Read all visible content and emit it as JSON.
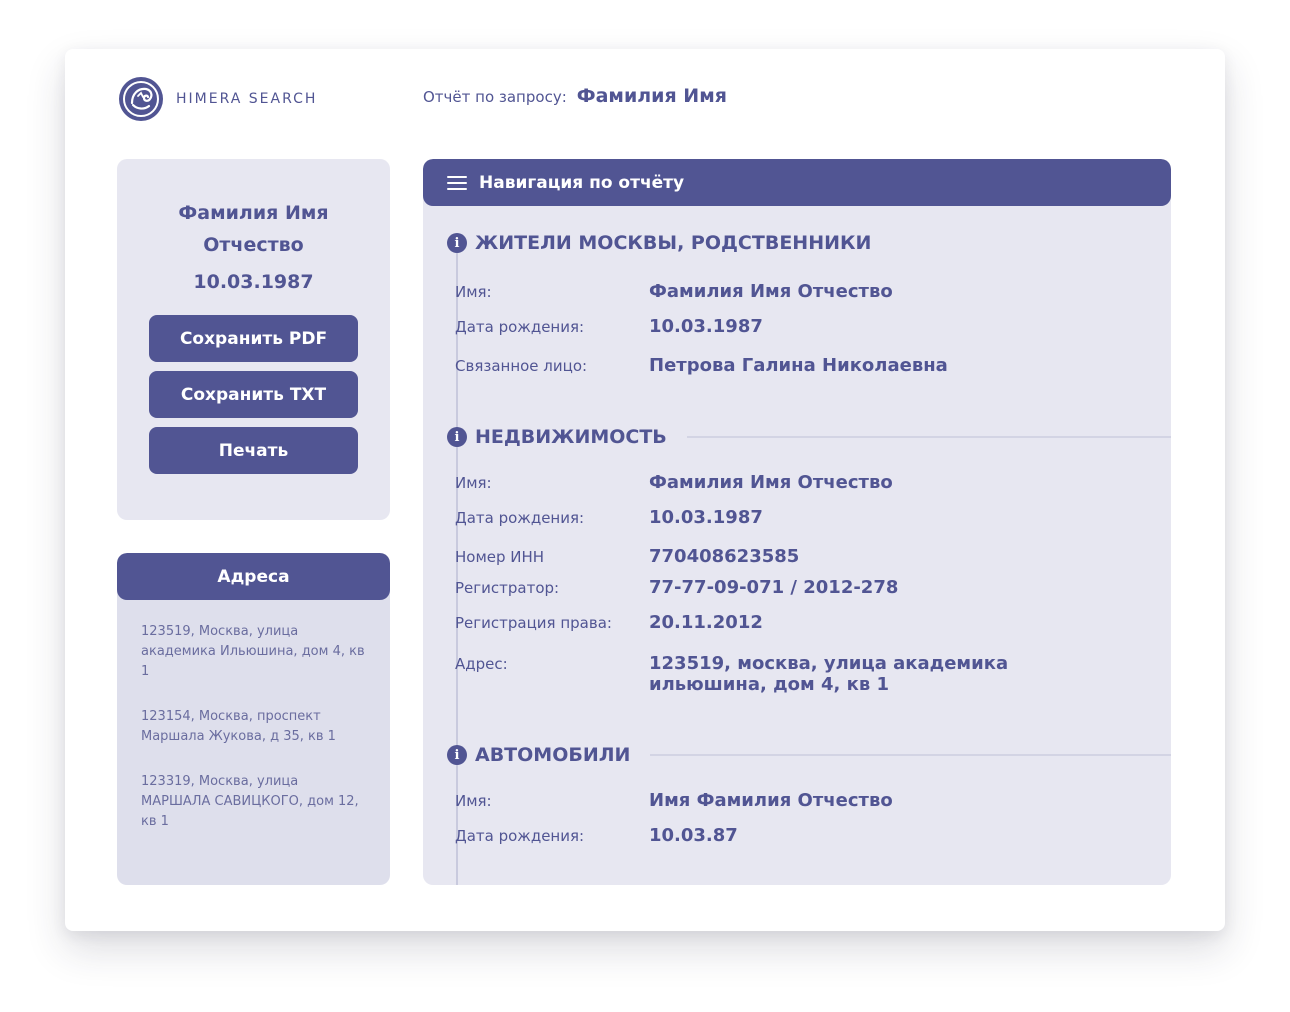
{
  "brand": {
    "name": "HIMERA SEARCH",
    "logo_icon": "chimera-logo-icon"
  },
  "query": {
    "label": "Отчёт по запросу:",
    "value": "Фамилия Имя"
  },
  "profile": {
    "name": "Фамилия Имя Отчество",
    "dob": "10.03.1987",
    "buttons": {
      "save_pdf": "Сохранить PDF",
      "save_txt": "Сохранить TXT",
      "print": "Печать"
    }
  },
  "addresses": {
    "title": "Адреса",
    "items": [
      "123519, Москва, улица академика Ильюшина, дом 4, кв 1",
      "123154, Москва, проспект Маршала Жукова, д 35, кв 1",
      "123319, Москва, улица МАРШАЛА САВИЦКОГО, дом 12, кв 1"
    ]
  },
  "report": {
    "nav_label": "Навигация по отчёту",
    "sections": [
      {
        "title": "ЖИТЕЛИ МОСКВЫ, РОДСТВЕННИКИ",
        "rows": [
          {
            "label": "Имя:",
            "value": "Фамилия Имя Отчество"
          },
          {
            "label": "Дата рождения:",
            "value": "10.03.1987"
          },
          {
            "label": "Связанное лицо:",
            "value": "Петрова Галина Николаевна"
          }
        ]
      },
      {
        "title": "НЕДВИЖИМОСТЬ",
        "rows": [
          {
            "label": "Имя:",
            "value": "Фамилия Имя Отчество"
          },
          {
            "label": "Дата рождения:",
            "value": "10.03.1987"
          },
          {
            "label": "Номер ИНН",
            "value": "770408623585"
          },
          {
            "label": "Регистратор:",
            "value": "77-77-09-071 / 2012-278"
          },
          {
            "label": "Регистрация права:",
            "value": "20.11.2012"
          },
          {
            "label": "Адрес:",
            "value": "123519, москва, улица академика ильюшина, дом 4, кв 1"
          }
        ]
      },
      {
        "title": "АВТОМОБИЛИ",
        "rows": [
          {
            "label": "Имя:",
            "value": "Имя Фамилия Отчество"
          },
          {
            "label": "Дата рождения:",
            "value": "10.03.87"
          }
        ]
      }
    ]
  },
  "colors": {
    "accent": "#515593",
    "panel": "#e7e7f1",
    "address_panel": "#dedfec"
  }
}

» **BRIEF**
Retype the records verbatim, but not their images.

» **WRITTEN SOLUTION**
Read all visible content and emit it as JSON.
{
  "brand": {
    "name": "HIMERA SEARCH",
    "logo_icon": "chimera-logo-icon"
  },
  "query": {
    "label": "Отчёт по запросу:",
    "value": "Фамилия Имя"
  },
  "profile": {
    "name": "Фамилия Имя Отчество",
    "dob": "10.03.1987",
    "buttons": {
      "save_pdf": "Сохранить PDF",
      "save_txt": "Сохранить TXT",
      "print": "Печать"
    }
  },
  "addresses": {
    "title": "Адреса",
    "items": [
      "123519, Москва, улица академика Ильюшина, дом 4, кв 1",
      "123154, Москва, проспект Маршала Жукова, д 35, кв 1",
      "123319, Москва, улица МАРШАЛА САВИЦКОГО, дом 12, кв 1"
    ]
  },
  "report": {
    "nav_label": "Навигация по отчёту",
    "sections": [
      {
        "title": "ЖИТЕЛИ МОСКВЫ, РОДСТВЕННИКИ",
        "rows": [
          {
            "label": "Имя:",
            "value": "Фамилия Имя Отчество"
          },
          {
            "label": "Дата рождения:",
            "value": "10.03.1987"
          },
          {
            "label": "Связанное лицо:",
            "value": "Петрова Галина Николаевна"
          }
        ]
      },
      {
        "title": "НЕДВИЖИМОСТЬ",
        "rows": [
          {
            "label": "Имя:",
            "value": "Фамилия Имя Отчество"
          },
          {
            "label": "Дата рождения:",
            "value": "10.03.1987"
          },
          {
            "label": "Номер ИНН",
            "value": "770408623585"
          },
          {
            "label": "Регистратор:",
            "value": "77-77-09-071 / 2012-278"
          },
          {
            "label": "Регистрация права:",
            "value": "20.11.2012"
          },
          {
            "label": "Адрес:",
            "value": "123519, москва, улица академика ильюшина, дом 4, кв 1"
          }
        ]
      },
      {
        "title": "АВТОМОБИЛИ",
        "rows": [
          {
            "label": "Имя:",
            "value": "Имя Фамилия Отчество"
          },
          {
            "label": "Дата рождения:",
            "value": "10.03.87"
          }
        ]
      }
    ]
  },
  "colors": {
    "accent": "#515593",
    "panel": "#e7e7f1",
    "address_panel": "#dedfec"
  }
}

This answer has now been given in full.